Giant Pushes

Hi Scott,
Hope all is well. I’ve got a question for your blog, which relates to the role of giants (or just big dudes) in wrestling. Personally, I love the often-used angle where a big guy is presented as an invincible killer and built up for the top babyface for a huge payoff. Kane is my personal favourite in 1998 when he was unstoppable until he met up with Taker and Austin.
However, my big problem is how these giants are employed after their first angle. Granted, very few are great wrestlers but it’s just weird how WWE does it now, where a killer will have his big angle…then dropped down to punching-bag status…only to be built up again every few months as a killer once more. Kane, Big Show, Khali and now Mark Henry are prime examples of this although Henry doesn’t bother me as much because his promos come across like he’s a guy who’s done messing around and wants the world title at any cost. His recent in-ring promo with Bret Hart where Bret asks him if he’s trying to intimidate him and Henry responds with a fairly genuine and passionate, "I don’t need to intimidate you, Bret!" was very well done.

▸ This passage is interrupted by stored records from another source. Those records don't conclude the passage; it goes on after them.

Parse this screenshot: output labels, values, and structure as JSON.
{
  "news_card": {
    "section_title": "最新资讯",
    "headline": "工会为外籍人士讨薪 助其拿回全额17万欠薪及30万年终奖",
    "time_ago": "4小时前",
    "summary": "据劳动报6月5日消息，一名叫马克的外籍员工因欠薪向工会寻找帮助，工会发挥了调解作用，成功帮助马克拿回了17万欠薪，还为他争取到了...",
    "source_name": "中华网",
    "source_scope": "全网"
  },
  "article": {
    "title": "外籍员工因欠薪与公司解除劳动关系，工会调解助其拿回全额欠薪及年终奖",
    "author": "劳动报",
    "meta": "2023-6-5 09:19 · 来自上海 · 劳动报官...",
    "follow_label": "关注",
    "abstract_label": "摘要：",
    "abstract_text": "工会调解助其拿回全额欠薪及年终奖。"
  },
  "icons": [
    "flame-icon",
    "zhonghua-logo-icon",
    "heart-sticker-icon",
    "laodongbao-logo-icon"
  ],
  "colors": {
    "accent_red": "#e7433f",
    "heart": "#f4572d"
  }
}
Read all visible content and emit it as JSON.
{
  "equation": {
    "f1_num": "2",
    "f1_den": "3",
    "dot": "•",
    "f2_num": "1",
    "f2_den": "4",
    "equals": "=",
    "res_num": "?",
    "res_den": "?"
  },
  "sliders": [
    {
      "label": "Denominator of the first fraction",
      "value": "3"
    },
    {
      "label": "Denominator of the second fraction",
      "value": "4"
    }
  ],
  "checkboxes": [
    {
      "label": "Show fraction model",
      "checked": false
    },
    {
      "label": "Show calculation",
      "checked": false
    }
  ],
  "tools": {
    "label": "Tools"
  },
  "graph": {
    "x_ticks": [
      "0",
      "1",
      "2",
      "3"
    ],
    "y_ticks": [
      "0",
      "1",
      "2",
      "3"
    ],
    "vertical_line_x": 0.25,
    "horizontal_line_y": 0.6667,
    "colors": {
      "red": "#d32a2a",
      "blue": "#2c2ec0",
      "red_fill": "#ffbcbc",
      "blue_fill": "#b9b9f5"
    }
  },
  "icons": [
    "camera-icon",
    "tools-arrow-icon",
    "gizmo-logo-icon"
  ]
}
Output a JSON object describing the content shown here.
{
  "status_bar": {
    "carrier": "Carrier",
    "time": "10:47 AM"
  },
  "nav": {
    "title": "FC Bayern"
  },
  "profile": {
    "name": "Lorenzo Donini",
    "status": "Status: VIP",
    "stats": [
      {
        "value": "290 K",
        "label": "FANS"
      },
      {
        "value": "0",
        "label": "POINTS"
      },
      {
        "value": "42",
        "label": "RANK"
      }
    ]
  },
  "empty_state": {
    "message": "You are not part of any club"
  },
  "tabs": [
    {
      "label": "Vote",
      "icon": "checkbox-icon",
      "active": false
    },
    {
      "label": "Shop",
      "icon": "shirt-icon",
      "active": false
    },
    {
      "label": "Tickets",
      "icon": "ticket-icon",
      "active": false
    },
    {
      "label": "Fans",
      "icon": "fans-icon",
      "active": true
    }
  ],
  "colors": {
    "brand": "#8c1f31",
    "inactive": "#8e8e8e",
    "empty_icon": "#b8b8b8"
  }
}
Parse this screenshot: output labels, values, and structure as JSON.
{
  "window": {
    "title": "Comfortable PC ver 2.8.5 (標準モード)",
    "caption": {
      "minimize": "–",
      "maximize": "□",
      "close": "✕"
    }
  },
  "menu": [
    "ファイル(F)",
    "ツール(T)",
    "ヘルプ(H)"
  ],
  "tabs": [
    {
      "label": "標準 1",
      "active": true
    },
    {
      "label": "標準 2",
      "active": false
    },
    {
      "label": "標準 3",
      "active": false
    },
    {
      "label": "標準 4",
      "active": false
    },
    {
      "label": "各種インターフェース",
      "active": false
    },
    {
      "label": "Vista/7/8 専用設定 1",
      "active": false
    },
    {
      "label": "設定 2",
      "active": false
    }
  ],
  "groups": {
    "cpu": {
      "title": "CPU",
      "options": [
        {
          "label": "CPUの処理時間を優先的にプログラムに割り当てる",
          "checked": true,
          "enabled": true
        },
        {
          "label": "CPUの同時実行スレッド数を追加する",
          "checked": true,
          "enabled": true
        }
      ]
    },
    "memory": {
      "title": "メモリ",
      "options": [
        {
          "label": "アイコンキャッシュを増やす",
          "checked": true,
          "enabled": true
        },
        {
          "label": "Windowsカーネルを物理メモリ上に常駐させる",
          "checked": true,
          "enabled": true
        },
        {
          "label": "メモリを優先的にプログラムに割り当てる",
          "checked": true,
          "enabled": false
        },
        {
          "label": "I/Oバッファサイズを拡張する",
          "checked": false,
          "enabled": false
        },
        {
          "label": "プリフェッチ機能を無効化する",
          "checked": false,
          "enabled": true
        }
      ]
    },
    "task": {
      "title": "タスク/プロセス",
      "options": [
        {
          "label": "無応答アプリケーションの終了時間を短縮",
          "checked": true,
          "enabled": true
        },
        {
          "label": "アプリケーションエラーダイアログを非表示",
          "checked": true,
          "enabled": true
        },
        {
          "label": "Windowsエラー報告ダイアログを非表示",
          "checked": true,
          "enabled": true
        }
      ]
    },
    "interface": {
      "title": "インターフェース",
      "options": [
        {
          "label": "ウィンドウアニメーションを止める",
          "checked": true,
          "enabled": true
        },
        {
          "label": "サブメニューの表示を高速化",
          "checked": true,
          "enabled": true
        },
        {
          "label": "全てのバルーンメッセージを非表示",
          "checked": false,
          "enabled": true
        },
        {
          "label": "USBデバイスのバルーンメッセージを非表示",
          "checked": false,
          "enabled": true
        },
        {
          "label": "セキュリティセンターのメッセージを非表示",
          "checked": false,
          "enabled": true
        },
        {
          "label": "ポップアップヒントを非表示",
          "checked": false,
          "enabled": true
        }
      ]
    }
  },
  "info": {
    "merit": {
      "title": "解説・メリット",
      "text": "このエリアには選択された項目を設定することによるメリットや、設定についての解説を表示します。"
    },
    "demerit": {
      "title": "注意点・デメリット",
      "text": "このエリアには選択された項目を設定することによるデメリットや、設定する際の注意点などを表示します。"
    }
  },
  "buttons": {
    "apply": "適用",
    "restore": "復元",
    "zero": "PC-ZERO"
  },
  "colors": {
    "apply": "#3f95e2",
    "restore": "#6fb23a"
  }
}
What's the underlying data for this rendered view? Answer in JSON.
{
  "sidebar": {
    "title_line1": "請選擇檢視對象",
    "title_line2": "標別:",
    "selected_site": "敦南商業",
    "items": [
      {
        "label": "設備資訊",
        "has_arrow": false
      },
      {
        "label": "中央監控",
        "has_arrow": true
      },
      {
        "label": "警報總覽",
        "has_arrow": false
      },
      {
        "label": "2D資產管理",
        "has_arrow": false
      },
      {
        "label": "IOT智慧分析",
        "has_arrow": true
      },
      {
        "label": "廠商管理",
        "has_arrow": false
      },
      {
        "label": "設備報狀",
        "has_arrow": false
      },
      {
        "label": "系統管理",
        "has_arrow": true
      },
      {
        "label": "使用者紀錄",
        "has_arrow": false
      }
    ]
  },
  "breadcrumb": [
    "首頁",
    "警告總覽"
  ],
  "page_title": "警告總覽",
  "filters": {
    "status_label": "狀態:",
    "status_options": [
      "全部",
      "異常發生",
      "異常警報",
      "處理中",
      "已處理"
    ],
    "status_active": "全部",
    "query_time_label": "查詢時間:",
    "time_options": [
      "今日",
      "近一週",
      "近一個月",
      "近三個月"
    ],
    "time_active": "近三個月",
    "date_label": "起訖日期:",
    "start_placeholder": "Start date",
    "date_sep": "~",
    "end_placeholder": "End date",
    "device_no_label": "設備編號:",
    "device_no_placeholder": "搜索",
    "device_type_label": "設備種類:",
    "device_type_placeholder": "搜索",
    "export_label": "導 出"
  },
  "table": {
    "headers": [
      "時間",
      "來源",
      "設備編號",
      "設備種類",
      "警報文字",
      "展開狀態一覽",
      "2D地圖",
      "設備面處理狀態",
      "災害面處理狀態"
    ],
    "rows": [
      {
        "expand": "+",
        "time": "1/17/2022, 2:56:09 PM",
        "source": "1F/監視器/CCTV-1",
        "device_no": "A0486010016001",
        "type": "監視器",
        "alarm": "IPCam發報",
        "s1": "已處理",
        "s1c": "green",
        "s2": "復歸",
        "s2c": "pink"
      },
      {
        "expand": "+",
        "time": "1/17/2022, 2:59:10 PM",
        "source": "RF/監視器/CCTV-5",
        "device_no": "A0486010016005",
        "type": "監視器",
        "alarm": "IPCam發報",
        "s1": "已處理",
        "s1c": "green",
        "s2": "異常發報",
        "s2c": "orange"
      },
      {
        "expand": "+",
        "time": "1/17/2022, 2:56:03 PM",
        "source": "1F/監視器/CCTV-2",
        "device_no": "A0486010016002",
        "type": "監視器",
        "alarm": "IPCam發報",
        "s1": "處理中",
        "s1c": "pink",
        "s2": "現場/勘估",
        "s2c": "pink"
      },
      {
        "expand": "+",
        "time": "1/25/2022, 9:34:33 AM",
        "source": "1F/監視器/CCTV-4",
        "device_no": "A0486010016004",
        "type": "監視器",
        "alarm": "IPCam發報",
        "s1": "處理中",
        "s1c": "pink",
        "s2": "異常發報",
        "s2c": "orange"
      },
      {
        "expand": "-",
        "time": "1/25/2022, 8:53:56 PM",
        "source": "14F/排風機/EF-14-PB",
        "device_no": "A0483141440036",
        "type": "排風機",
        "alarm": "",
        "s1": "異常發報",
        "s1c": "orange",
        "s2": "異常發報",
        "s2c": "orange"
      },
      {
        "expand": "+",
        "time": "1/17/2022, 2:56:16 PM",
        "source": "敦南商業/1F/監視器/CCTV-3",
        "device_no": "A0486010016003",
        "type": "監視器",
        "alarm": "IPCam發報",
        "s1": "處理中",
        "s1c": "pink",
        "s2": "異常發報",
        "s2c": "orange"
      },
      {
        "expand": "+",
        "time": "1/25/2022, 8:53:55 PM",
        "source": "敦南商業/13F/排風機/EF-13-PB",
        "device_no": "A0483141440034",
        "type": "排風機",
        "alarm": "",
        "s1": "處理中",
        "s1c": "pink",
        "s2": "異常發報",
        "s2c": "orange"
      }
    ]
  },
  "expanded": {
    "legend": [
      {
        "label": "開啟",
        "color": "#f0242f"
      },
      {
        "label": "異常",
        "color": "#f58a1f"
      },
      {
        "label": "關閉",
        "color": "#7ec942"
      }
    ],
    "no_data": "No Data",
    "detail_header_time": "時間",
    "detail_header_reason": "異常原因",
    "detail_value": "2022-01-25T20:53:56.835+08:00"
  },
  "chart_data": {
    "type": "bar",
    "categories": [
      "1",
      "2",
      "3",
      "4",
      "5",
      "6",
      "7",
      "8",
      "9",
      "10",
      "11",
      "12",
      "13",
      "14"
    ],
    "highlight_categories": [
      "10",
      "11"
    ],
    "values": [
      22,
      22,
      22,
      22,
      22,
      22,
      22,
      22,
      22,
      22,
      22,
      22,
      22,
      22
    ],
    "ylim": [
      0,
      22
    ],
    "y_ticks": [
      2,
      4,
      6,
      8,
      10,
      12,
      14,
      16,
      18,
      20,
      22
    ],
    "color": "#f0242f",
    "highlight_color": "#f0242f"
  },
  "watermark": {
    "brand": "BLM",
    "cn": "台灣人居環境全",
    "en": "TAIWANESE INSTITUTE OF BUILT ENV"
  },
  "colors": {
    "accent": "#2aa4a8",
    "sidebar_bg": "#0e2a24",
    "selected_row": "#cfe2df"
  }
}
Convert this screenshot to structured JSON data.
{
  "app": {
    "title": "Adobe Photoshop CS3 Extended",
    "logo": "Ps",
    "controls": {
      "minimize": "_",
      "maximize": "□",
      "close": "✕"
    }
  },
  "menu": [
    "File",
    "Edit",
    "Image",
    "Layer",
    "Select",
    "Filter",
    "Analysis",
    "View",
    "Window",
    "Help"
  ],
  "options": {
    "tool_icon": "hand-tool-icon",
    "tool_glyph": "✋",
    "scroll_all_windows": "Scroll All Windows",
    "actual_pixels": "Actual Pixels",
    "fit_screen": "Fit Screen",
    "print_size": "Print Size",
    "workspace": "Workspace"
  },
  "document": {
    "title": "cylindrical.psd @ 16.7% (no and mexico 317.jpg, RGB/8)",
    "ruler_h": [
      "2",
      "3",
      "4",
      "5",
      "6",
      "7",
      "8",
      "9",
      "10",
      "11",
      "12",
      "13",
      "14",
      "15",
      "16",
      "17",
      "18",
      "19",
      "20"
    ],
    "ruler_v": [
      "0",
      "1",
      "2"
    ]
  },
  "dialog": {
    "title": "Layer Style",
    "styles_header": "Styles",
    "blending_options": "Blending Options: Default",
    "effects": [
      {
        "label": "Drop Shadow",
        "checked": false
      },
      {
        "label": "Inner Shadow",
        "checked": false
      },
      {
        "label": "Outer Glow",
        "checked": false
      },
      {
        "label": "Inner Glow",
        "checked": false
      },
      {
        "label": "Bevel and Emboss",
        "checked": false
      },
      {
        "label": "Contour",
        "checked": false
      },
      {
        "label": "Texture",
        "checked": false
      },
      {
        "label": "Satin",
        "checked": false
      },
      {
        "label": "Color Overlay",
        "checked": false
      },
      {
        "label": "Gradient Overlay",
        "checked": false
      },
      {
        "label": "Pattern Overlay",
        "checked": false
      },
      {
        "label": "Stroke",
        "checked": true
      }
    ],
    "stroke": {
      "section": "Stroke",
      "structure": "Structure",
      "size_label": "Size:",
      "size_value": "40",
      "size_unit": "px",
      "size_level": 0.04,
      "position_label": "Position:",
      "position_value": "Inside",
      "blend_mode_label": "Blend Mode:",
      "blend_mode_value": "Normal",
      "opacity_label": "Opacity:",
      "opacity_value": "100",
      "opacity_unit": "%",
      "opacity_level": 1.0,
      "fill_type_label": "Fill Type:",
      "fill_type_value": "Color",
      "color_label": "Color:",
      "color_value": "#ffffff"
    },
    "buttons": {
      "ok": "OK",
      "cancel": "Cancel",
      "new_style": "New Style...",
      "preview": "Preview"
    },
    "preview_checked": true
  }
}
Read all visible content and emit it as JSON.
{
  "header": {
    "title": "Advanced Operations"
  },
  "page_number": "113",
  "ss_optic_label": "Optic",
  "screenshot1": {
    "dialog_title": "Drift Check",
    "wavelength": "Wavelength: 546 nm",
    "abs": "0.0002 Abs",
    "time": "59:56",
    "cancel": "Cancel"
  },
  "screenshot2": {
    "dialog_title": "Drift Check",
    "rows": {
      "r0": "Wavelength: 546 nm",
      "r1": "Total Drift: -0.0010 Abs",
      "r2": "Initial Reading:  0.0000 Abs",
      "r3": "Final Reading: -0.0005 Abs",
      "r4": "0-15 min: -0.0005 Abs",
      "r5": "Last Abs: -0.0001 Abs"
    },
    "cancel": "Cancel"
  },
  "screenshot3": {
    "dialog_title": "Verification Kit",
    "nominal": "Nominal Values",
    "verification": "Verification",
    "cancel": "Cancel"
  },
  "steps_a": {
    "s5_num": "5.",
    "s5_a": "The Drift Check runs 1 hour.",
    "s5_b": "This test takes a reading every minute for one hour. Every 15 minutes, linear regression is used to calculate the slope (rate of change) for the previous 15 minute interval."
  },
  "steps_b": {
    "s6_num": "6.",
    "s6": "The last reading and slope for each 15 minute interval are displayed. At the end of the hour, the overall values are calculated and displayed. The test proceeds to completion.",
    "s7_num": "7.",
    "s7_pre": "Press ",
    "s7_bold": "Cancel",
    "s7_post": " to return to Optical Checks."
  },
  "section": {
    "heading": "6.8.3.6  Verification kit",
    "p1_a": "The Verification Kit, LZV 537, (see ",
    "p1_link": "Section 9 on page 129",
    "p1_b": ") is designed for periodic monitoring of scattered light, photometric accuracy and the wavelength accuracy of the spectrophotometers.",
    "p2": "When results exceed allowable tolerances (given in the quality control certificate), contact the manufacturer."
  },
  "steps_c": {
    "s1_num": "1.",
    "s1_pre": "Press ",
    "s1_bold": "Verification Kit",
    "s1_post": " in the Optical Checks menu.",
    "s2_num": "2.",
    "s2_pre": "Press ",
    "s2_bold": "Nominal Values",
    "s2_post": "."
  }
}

Anyway, my point is that all this stop-start pushing can’t make sense for the audience (I know, I know, logic in wrestling, what am I thinking?) and it bugs me. A great example is Big Show as a top wrestler and then dropped down to jobbing to Jeff Hardy (back in the day) and although Show deserved the de-push, it’s still kind of jarring seeing how it may take three finishers to put him down now. What do you think?

It’s pretty symptomatic of WWE in general, where everyone whose name doesn’t rhyme with Wena or Morton goes up for a bit, then down, then up when they need a PPV headliner, then down again, etc.  It used to be a set formula back in the day for the Hogan tour:  Mark Henry would have squashed a variety of guys in impressive fashion, drawn big money with Hogan on the circuit for two-three months, then settled into the midcard after taking the big boot and legdrop.  Now the difference today is that no one gets the sustained push up the card in the first place.  Yeah, King Kong Bundy eventually sunk down after doing a series of jobs to Hogan, but he bought a fucking mansion first and then was able to write his own ticket on the indies for years afterwards.  They seem to think that they can just skip steps now, by having guys do 50/50 booking when they come in so that no one buys them as a threat, then they push them to the main event where they bomb, and they go “Well, we tried, but you got the rub by jobbing to John Cena, so if you can’t get over it’s your fault now.”  It’s very bizarre and backwards.